The book seems to align most closely with a description of the corresponding “Philosophy, Science and Religion” online course on the second page of the front matter. That lecture series, we are told, is split into three segments: science and philosophy, philosophy and religion, and religion and science. With perhaps only one or two exceptions, each chapter of PSRE addresses a topic whose purview lies within one of these disciplinary pairs. What seems to have motivated the selection of the guiding questions is a desire to combine material from the philosophy of religion, the philosophy of science, and science and religion in a meaningful way.
Admirable as this may be in theory, in practice it has resulted in a series of essays that sit uneasily with each other. There are discernible connections between those that would in other circumstances happily be gathered together under the heading of science and religion, just as those chapters about topics often taught within the philosophy of religion also make sense together. But from the perspective of either of these, the presence of the other is difficult to understand. Doubtless many topics within science and religion could benefit from closer engagement with relevant aspects of the philosophy of science and the philosophy of religion. Readers of PSRE would have benefitted from more explicit demonstration of that engagement.
Again, this is not to call into question the quality of the individual essays. Each one will find grateful readers who appreciate the insights contained therein.
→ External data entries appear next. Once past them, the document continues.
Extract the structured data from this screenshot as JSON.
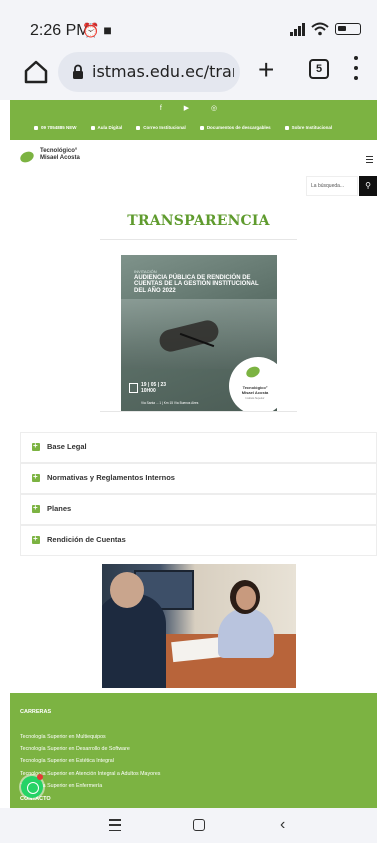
{
  "status_bar": {
    "time": "2:26 PM",
    "left_icons": [
      "alarm-icon",
      "notification-icon"
    ],
    "right_icons": [
      "signal-icon",
      "wifi-icon",
      "battery-icon"
    ]
  },
  "browser": {
    "url": "istmas.edu.ec/transpa",
    "tab_count": "5",
    "icons": [
      "home-icon",
      "lock-icon",
      "plus-icon",
      "tabs-icon",
      "more-vert-icon"
    ]
  },
  "topbar": {
    "social": "f  ▶  ◎",
    "contacts": [
      "09 7054885  NEW",
      "Aula Digital",
      "Correo Institucional",
      "Documentos de descargables",
      "Sobre Institucional"
    ]
  },
  "header": {
    "logo_line1": "Tecnológico°",
    "logo_line2": "Misael Acosta"
  },
  "search": {
    "placeholder": "La búsqueda..."
  },
  "page": {
    "title": "TRANSPARENCIA"
  },
  "banner": {
    "kicker": "INVITACIÓN",
    "headline": "AUDIENCIA PÚBLICA DE RENDICIÓN DE CUENTAS DE LA GESTIÓN INSTITUCIONAL DEL AÑO 2022",
    "date": "19 | 05 | 23",
    "time": "10H00",
    "place": "Vía Santa ... 1 | Km 15 Vía Buenos Aires",
    "logo_line1": "Tecnológico°",
    "logo_line2": "Misael Acosta",
    "logo_sub": "Instituto Superior"
  },
  "accordion": [
    {
      "label": "Base Legal"
    },
    {
      "label": "Normativas y Reglamentos Internos"
    },
    {
      "label": "Planes"
    },
    {
      "label": "Rendición de Cuentas"
    }
  ],
  "footer": {
    "heading": "CARRERAS",
    "links": [
      "Tecnología Superior en Multiequipos",
      "Tecnología Superior en Desarrollo de Software",
      "Tecnología Superior en Estética Integral",
      "Tecnología Superior en Atención Integral a Adultos Mayores",
      "Tecnología Superior en Enfermería"
    ],
    "contact_heading": "CONTACTO"
  },
  "colors": {
    "brand_green": "#7cb342",
    "title_green": "#5f9b2e"
  }
}
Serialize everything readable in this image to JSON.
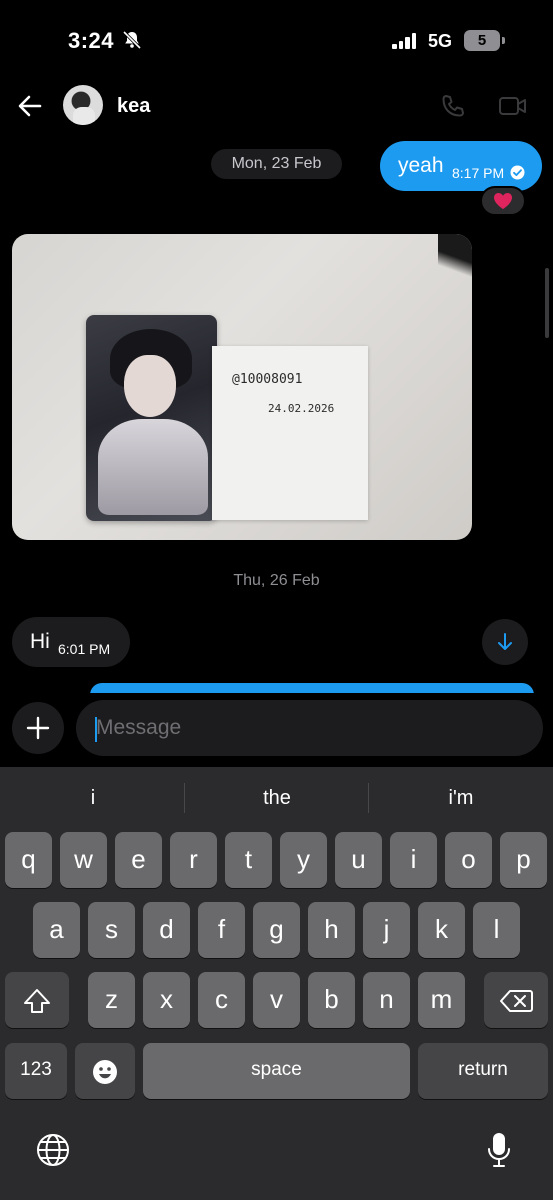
{
  "status_bar": {
    "time": "3:24",
    "network": "5G",
    "battery": "5"
  },
  "header": {
    "contact_name": "kea"
  },
  "chat": {
    "date_1": "Mon, 23 Feb",
    "outgoing": {
      "text": "yeah",
      "time": "8:17 PM",
      "reaction": "heart"
    },
    "photo_note": {
      "handle": "@10008091",
      "date": "24.02.2026"
    },
    "date_2": "Thu, 26 Feb",
    "incoming": {
      "text": "Hi",
      "time": "6:01 PM"
    }
  },
  "composer": {
    "placeholder": "Message"
  },
  "keyboard": {
    "suggestions": [
      "i",
      "the",
      "i'm"
    ],
    "row1": [
      "q",
      "w",
      "e",
      "r",
      "t",
      "y",
      "u",
      "i",
      "o",
      "p"
    ],
    "row2": [
      "a",
      "s",
      "d",
      "f",
      "g",
      "h",
      "j",
      "k",
      "l"
    ],
    "row3": [
      "z",
      "x",
      "c",
      "v",
      "b",
      "n",
      "m"
    ],
    "numbers_label": "123",
    "space_label": "space",
    "return_label": "return"
  },
  "colors": {
    "accent": "#1d9bf0",
    "bubble_in": "#1c1c1e",
    "keyboard_bg": "#2b2b2d"
  }
}
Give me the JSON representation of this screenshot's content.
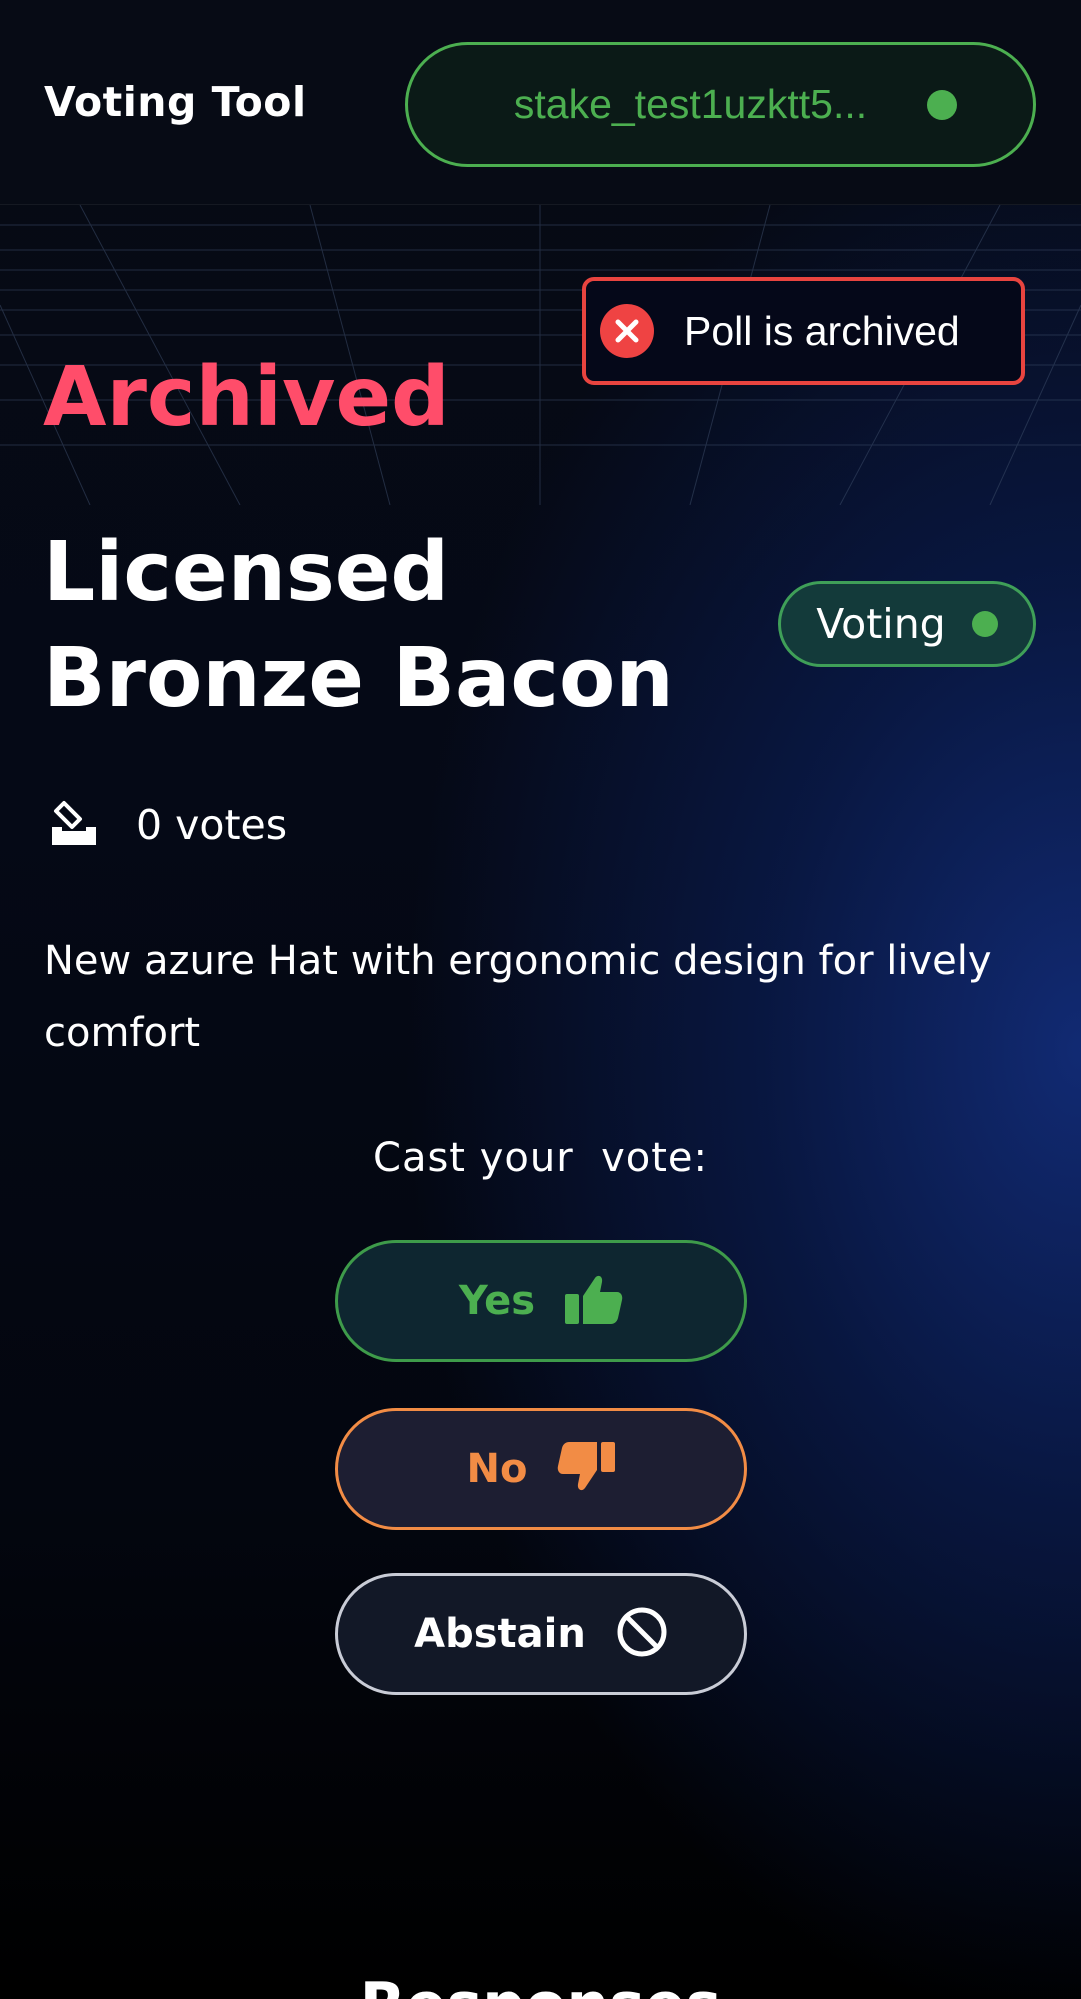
{
  "header": {
    "brand": "Voting Tool",
    "wallet_address": "stake_test1uzktt5...",
    "wallet_status_color": "#4caf50"
  },
  "toast": {
    "message": "Poll is archived",
    "icon": "close-circle-icon",
    "accent": "#e8443f"
  },
  "poll": {
    "status_label": "Archived",
    "title": "Licensed Bronze Bacon",
    "badge": "Voting",
    "votes": "0 votes",
    "votes_icon": "ballot-box-icon",
    "description": "New azure Hat with ergonomic design for lively comfort"
  },
  "vote": {
    "prompt": "Cast your  vote:",
    "yes_label": "Yes",
    "no_label": "No",
    "abstain_label": "Abstain",
    "yes_icon": "thumbs-up-icon",
    "no_icon": "thumbs-down-icon",
    "abstain_icon": "ban-icon"
  },
  "colors": {
    "yes": "#4caf50",
    "no": "#f28c45",
    "archived": "#ff4d6a"
  },
  "footer": {
    "partial_heading": "Responses"
  }
}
It is simply to say that if the collection as a whole is viewed from the vantage point of the aspirations of its editors, then more needs to be done to show why science and religion, the philosophy of science, and the philosophy of religion should share space in a single book, or why science and religion genuinely needs to be mediated by, or led by, philosophy. Until future scholarship builds on PSRE and does one or both of these, science and religion will continue to benefit from engagement with many disciplines—history, theology, anthropology, sociology, and of course philosophy—without any one of these needing to crowd out the others.
Peter Jordan is Research Coordinator at the University of Oxford.Peter JordanDate Of Review:December 13, 2017
Mark Harris is Senior Lecturer in Science and Religion at the University of Edinburgh. Trained initially in earth sciences at Cambridge, his PhD work led him into condensed matter physics, working in Oxford, then at the Rutherford Appleton Laboratory (Oxfordshire, UK), where he established his interests in the physics of magnetic materials. He is known as the discoverer (with Steve Bramwell, UCL) of 'spin ice'.
Duncan Pritchard FRSE is Professor of Philosophy at the University of Edinburgh, UK. His main research area is epistemology, and he has published widely in this field, including the monographs Epistemic Luck (2005), The Nature and Value of Knowledge (with A. Millar & A. Haddock, 2010), Epistemological Disjunctivism (2012), and Epistemic Angst (2015). In 2007 he was awarded a Phillip Leverhulme Prize for his research. In 2011 he was elected to a Fellowship of the Royal Society of Edinburgh.